--- Material to process Enclosed Below ---
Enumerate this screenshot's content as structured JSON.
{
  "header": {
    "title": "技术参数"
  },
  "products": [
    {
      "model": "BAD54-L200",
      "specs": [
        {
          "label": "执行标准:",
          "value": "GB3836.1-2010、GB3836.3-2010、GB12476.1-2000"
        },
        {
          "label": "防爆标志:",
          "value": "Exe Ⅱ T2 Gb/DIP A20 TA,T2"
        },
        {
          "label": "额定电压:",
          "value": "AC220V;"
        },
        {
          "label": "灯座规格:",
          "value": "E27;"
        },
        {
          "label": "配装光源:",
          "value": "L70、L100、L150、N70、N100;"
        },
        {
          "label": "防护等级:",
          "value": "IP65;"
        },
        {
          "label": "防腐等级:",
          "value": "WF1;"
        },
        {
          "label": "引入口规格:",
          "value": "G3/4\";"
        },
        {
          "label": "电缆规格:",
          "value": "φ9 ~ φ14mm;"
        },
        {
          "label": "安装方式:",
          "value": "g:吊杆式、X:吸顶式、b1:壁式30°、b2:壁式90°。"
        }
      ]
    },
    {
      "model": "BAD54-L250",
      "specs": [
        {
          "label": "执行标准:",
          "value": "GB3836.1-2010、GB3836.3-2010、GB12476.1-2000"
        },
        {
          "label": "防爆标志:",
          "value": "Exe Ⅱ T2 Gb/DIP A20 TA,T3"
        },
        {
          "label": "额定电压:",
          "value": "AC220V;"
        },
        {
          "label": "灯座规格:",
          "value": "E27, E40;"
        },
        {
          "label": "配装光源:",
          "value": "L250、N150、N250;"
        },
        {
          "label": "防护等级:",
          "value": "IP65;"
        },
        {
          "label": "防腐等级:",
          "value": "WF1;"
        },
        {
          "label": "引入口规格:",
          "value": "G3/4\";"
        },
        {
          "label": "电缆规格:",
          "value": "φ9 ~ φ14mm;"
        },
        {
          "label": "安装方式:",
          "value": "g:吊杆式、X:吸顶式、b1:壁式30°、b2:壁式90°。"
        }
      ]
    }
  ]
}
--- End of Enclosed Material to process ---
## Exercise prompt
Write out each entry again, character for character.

## Exercise response
Enumerate this screenshot's content as structured JSON.
{
  "header": {
    "title": "技术参数"
  },
  "products": [
    {
      "model": "BAD54-L200",
      "specs": [
        {
          "label": "执行标准:",
          "value": "GB3836.1-2010、GB3836.3-2010、GB12476.1-2000"
        },
        {
          "label": "防爆标志:",
          "value": "Exe Ⅱ T2 Gb/DIP A20 TA,T2"
        },
        {
          "label": "额定电压:",
          "value": "AC220V;"
        },
        {
          "label": "灯座规格:",
          "value": "E27;"
        },
        {
          "label": "配装光源:",
          "value": "L70、L100、L150、N70、N100;"
        },
        {
          "label": "防护等级:",
          "value": "IP65;"
        },
        {
          "label": "防腐等级:",
          "value": "WF1;"
        },
        {
          "label": "引入口规格:",
          "value": "G3/4\";"
        },
        {
          "label": "电缆规格:",
          "value": "φ9 ~ φ14mm;"
        },
        {
          "label": "安装方式:",
          "value": "g:吊杆式、X:吸顶式、b1:壁式30°、b2:壁式90°。"
        }
      ]
    },
    {
      "model": "BAD54-L250",
      "specs": [
        {
          "label": "执行标准:",
          "value": "GB3836.1-2010、GB3836.3-2010、GB12476.1-2000"
        },
        {
          "label": "防爆标志:",
          "value": "Exe Ⅱ T2 Gb/DIP A20 TA,T3"
        },
        {
          "label": "额定电压:",
          "value": "AC220V;"
        },
        {
          "label": "灯座规格:",
          "value": "E27, E40;"
        },
        {
          "label": "配装光源:",
          "value": "L250、N150、N250;"
        },
        {
          "label": "防护等级:",
          "value": "IP65;"
        },
        {
          "label": "防腐等级:",
          "value": "WF1;"
        },
        {
          "label": "引入口规格:",
          "value": "G3/4\";"
        },
        {
          "label": "电缆规格:",
          "value": "φ9 ~ φ14mm;"
        },
        {
          "label": "安装方式:",
          "value": "g:吊杆式、X:吸顶式、b1:壁式30°、b2:壁式90°。"
        }
      ]
    }
  ]
}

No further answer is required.